[Opening Data to examine section]
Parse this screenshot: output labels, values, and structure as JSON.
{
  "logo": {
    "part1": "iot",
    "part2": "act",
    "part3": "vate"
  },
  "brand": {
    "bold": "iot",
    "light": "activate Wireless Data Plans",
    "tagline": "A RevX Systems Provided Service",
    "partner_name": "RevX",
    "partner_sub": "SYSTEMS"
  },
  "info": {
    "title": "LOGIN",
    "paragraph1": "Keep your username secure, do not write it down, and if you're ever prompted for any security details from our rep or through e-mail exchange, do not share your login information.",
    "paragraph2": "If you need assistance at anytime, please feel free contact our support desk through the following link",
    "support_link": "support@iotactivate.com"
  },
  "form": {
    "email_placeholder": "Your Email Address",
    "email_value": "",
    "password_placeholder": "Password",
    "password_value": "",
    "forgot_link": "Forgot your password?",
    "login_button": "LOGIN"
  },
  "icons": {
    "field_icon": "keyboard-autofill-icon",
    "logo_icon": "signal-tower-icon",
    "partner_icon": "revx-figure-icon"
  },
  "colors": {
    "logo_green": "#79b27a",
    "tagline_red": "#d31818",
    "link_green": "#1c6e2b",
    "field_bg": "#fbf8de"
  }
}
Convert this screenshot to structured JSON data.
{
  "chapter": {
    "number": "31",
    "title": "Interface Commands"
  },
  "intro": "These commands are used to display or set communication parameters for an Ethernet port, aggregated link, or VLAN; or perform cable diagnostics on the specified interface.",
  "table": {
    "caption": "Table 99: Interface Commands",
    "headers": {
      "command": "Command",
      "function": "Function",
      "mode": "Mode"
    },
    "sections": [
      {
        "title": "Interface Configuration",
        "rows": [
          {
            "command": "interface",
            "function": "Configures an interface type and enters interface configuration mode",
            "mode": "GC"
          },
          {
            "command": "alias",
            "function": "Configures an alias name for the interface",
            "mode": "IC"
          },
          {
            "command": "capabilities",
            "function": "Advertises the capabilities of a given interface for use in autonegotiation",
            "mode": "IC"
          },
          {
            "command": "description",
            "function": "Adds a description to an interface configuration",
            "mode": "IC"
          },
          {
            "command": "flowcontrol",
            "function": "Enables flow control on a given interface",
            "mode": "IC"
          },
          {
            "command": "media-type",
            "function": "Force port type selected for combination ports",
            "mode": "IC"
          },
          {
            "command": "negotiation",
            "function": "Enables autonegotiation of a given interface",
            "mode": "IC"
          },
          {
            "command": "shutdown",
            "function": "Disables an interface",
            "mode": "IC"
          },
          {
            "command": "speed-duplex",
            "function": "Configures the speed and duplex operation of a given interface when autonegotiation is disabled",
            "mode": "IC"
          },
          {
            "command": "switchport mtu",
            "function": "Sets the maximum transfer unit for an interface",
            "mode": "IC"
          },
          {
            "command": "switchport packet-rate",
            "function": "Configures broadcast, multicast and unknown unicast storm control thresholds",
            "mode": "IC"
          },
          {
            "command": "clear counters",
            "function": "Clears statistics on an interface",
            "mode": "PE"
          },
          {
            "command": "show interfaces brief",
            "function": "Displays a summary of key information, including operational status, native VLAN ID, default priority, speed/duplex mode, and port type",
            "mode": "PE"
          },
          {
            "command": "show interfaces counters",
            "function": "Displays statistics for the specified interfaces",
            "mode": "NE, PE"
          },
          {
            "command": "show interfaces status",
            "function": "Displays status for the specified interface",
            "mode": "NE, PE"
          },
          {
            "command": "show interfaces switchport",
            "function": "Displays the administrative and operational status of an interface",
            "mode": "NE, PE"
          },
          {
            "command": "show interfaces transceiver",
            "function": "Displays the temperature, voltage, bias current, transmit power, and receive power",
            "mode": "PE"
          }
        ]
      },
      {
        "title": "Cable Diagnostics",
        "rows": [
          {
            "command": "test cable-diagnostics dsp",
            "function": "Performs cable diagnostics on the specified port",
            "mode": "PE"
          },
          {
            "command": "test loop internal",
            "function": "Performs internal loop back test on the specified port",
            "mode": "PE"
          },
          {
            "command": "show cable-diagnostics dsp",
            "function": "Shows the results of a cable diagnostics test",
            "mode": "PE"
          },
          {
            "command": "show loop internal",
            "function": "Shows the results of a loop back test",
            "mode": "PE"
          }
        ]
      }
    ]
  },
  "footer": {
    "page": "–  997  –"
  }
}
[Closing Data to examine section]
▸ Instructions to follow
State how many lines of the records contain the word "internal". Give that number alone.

▸ Solution below
3